ABOUT THIS EXERCISE
Every record that follows must be set down word for word.

Element data from apps and pages
=-=-=-=-=
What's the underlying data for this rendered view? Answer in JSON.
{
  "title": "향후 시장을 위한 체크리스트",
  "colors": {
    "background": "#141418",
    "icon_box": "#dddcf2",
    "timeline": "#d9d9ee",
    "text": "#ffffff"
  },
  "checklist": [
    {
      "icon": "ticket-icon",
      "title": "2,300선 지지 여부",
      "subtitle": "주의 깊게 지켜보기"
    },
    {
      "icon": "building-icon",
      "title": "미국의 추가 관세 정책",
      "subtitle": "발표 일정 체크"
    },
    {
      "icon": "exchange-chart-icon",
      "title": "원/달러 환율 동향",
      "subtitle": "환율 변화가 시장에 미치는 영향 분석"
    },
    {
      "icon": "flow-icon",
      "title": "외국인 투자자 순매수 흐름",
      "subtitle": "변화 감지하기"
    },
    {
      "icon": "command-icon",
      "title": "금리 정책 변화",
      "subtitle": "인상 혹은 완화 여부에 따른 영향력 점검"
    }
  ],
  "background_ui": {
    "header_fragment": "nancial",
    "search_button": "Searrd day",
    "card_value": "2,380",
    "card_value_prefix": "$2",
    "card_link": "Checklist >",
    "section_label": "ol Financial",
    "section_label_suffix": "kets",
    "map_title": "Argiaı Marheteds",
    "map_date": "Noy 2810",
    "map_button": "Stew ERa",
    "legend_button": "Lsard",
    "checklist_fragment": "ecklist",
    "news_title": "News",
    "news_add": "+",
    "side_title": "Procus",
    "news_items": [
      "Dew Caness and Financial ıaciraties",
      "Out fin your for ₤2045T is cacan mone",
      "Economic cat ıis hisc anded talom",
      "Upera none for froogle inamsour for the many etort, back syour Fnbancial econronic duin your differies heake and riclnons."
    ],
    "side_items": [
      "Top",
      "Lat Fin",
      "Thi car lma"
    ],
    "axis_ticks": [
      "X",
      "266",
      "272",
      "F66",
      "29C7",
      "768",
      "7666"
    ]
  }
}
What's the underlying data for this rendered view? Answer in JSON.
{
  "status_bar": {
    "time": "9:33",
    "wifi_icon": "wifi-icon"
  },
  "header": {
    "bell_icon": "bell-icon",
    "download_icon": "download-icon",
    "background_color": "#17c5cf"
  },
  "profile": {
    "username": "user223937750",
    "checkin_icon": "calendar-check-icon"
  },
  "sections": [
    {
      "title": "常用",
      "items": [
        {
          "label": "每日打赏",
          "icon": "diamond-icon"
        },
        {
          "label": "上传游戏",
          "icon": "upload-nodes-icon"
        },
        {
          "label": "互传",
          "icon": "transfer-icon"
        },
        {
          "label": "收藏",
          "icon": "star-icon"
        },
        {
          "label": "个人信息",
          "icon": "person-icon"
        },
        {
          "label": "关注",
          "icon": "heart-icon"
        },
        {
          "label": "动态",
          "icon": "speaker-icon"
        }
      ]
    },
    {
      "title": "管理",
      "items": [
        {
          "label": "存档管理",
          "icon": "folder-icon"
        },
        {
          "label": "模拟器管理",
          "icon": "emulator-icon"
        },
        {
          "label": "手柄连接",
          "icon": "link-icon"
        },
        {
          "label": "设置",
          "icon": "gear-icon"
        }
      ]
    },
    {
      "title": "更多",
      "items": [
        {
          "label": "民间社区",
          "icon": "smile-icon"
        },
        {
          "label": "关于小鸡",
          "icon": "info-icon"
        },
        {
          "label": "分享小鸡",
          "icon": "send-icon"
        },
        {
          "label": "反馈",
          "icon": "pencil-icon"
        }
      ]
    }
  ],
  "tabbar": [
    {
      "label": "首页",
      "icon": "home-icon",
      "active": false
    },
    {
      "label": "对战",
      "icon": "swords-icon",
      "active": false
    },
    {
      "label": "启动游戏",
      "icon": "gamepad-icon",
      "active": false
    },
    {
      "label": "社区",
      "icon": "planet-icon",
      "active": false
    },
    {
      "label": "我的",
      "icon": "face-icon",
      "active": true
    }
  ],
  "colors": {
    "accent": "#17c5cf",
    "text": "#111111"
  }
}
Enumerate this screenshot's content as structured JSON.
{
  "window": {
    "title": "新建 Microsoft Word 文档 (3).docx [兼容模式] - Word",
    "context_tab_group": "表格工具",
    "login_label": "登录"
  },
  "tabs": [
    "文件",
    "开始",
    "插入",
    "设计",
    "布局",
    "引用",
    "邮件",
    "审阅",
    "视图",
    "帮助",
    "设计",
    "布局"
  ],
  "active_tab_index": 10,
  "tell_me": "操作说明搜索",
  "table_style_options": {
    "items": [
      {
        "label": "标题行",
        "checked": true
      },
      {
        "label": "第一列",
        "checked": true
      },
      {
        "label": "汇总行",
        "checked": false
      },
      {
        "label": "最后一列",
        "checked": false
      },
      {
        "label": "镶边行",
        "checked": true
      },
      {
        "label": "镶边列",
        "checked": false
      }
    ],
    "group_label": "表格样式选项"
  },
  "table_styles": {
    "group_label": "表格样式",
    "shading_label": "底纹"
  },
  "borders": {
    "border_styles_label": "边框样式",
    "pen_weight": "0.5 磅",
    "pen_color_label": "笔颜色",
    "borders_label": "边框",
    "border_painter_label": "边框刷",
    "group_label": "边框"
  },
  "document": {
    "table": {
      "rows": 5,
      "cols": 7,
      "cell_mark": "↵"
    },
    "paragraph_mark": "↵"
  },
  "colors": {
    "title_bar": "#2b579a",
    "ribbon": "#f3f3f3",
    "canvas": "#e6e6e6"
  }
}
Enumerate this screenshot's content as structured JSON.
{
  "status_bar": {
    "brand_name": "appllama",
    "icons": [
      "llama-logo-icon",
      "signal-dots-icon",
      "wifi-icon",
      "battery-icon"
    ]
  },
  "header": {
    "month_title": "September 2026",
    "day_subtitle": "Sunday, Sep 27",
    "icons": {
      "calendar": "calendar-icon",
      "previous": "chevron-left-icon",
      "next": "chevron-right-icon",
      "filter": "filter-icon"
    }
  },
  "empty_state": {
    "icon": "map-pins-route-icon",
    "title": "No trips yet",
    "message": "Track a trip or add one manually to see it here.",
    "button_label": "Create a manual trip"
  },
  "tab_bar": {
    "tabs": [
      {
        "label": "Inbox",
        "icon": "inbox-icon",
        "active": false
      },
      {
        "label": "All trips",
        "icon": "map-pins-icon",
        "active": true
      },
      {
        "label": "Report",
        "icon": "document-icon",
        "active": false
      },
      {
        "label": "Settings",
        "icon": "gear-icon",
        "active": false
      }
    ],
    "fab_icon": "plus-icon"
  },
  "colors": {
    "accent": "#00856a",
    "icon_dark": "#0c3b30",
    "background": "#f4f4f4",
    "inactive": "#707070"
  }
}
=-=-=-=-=
FINAL ANSWER
What's the underlying data for this rendered view? Answer in JSON.
{
  "title": "향후 시장을 위한 체크리스트",
  "colors": {
    "background": "#141418",
    "icon_box": "#dddcf2",
    "timeline": "#d9d9ee",
    "text": "#ffffff"
  },
  "checklist": [
    {
      "icon": "ticket-icon",
      "title": "2,300선 지지 여부",
      "subtitle": "주의 깊게 지켜보기"
    },
    {
      "icon": "building-icon",
      "title": "미국의 추가 관세 정책",
      "subtitle": "발표 일정 체크"
    },
    {
      "icon": "exchange-chart-icon",
      "title": "원/달러 환율 동향",
      "subtitle": "환율 변화가 시장에 미치는 영향 분석"
    },
    {
      "icon": "flow-icon",
      "title": "외국인 투자자 순매수 흐름",
      "subtitle": "변화 감지하기"
    },
    {
      "icon": "command-icon",
      "title": "금리 정책 변화",
      "subtitle": "인상 혹은 완화 여부에 따른 영향력 점검"
    }
  ],
  "background_ui": {
    "header_fragment": "nancial",
    "search_button": "Searrd day",
    "card_value": "2,380",
    "card_value_prefix": "$2",
    "card_link": "Checklist >",
    "section_label": "ol Financial",
    "section_label_suffix": "kets",
    "map_title": "Argiaı Marheteds",
    "map_date": "Noy 2810",
    "map_button": "Stew ERa",
    "legend_button": "Lsard",
    "checklist_fragment": "ecklist",
    "news_title": "News",
    "news_add": "+",
    "side_title": "Procus",
    "news_items": [
      "Dew Caness and Financial ıaciraties",
      "Out fin your for ₤2045T is cacan mone",
      "Economic cat ıis hisc anded talom",
      "Upera none for froogle inamsour for the many etort, back syour Fnbancial econronic duin your differies heake and riclnons."
    ],
    "side_items": [
      "Top",
      "Lat Fin",
      "Thi car lma"
    ],
    "axis_ticks": [
      "X",
      "266",
      "272",
      "F66",
      "29C7",
      "768",
      "7666"
    ]
  }
}
What's the underlying data for this rendered view? Answer in JSON.
{
  "status_bar": {
    "time": "9:33",
    "wifi_icon": "wifi-icon"
  },
  "header": {
    "bell_icon": "bell-icon",
    "download_icon": "download-icon",
    "background_color": "#17c5cf"
  },
  "profile": {
    "username": "user223937750",
    "checkin_icon": "calendar-check-icon"
  },
  "sections": [
    {
      "title": "常用",
      "items": [
        {
          "label": "每日打赏",
          "icon": "diamond-icon"
        },
        {
          "label": "上传游戏",
          "icon": "upload-nodes-icon"
        },
        {
          "label": "互传",
          "icon": "transfer-icon"
        },
        {
          "label": "收藏",
          "icon": "star-icon"
        },
        {
          "label": "个人信息",
          "icon": "person-icon"
        },
        {
          "label": "关注",
          "icon": "heart-icon"
        },
        {
          "label": "动态",
          "icon": "speaker-icon"
        }
      ]
    },
    {
      "title": "管理",
      "items": [
        {
          "label": "存档管理",
          "icon": "folder-icon"
        },
        {
          "label": "模拟器管理",
          "icon": "emulator-icon"
        },
        {
          "label": "手柄连接",
          "icon": "link-icon"
        },
        {
          "label": "设置",
          "icon": "gear-icon"
        }
      ]
    },
    {
      "title": "更多",
      "items": [
        {
          "label": "民间社区",
          "icon": "smile-icon"
        },
        {
          "label": "关于小鸡",
          "icon": "info-icon"
        },
        {
          "label": "分享小鸡",
          "icon": "send-icon"
        },
        {
          "label": "反馈",
          "icon": "pencil-icon"
        }
      ]
    }
  ],
  "tabbar": [
    {
      "label": "首页",
      "icon": "home-icon",
      "active": false
    },
    {
      "label": "对战",
      "icon": "swords-icon",
      "active": false
    },
    {
      "label": "启动游戏",
      "icon": "gamepad-icon",
      "active": false
    },
    {
      "label": "社区",
      "icon": "planet-icon",
      "active": false
    },
    {
      "label": "我的",
      "icon": "face-icon",
      "active": true
    }
  ],
  "colors": {
    "accent": "#17c5cf",
    "text": "#111111"
  }
}
Enumerate this screenshot's content as structured JSON.
{
  "window": {
    "title": "新建 Microsoft Word 文档 (3).docx [兼容模式] - Word",
    "context_tab_group": "表格工具",
    "login_label": "登录"
  },
  "tabs": [
    "文件",
    "开始",
    "插入",
    "设计",
    "布局",
    "引用",
    "邮件",
    "审阅",
    "视图",
    "帮助",
    "设计",
    "布局"
  ],
  "active_tab_index": 10,
  "tell_me": "操作说明搜索",
  "table_style_options": {
    "items": [
      {
        "label": "标题行",
        "checked": true
      },
      {
        "label": "第一列",
        "checked": true
      },
      {
        "label": "汇总行",
        "checked": false
      },
      {
        "label": "最后一列",
        "checked": false
      },
      {
        "label": "镶边行",
        "checked": true
      },
      {
        "label": "镶边列",
        "checked": false
      }
    ],
    "group_label": "表格样式选项"
  },
  "table_styles": {
    "group_label": "表格样式",
    "shading_label": "底纹"
  },
  "borders": {
    "border_styles_label": "边框样式",
    "pen_weight": "0.5 磅",
    "pen_color_label": "笔颜色",
    "borders_label": "边框",
    "border_painter_label": "边框刷",
    "group_label": "边框"
  },
  "document": {
    "table": {
      "rows": 5,
      "cols": 7,
      "cell_mark": "↵"
    },
    "paragraph_mark": "↵"
  },
  "colors": {
    "title_bar": "#2b579a",
    "ribbon": "#f3f3f3",
    "canvas": "#e6e6e6"
  }
}
Enumerate this screenshot's content as structured JSON.
{
  "status_bar": {
    "brand_name": "appllama",
    "icons": [
      "llama-logo-icon",
      "signal-dots-icon",
      "wifi-icon",
      "battery-icon"
    ]
  },
  "header": {
    "month_title": "September 2026",
    "day_subtitle": "Sunday, Sep 27",
    "icons": {
      "calendar": "calendar-icon",
      "previous": "chevron-left-icon",
      "next": "chevron-right-icon",
      "filter": "filter-icon"
    }
  },
  "empty_state": {
    "icon": "map-pins-route-icon",
    "title": "No trips yet",
    "message": "Track a trip or add one manually to see it here.",
    "button_label": "Create a manual trip"
  },
  "tab_bar": {
    "tabs": [
      {
        "label": "Inbox",
        "icon": "inbox-icon",
        "active": false
      },
      {
        "label": "All trips",
        "icon": "map-pins-icon",
        "active": true
      },
      {
        "label": "Report",
        "icon": "document-icon",
        "active": false
      },
      {
        "label": "Settings",
        "icon": "gear-icon",
        "active": false
      }
    ],
    "fab_icon": "plus-icon"
  },
  "colors": {
    "accent": "#00856a",
    "icon_dark": "#0c3b30",
    "background": "#f4f4f4",
    "inactive": "#707070"
  }
}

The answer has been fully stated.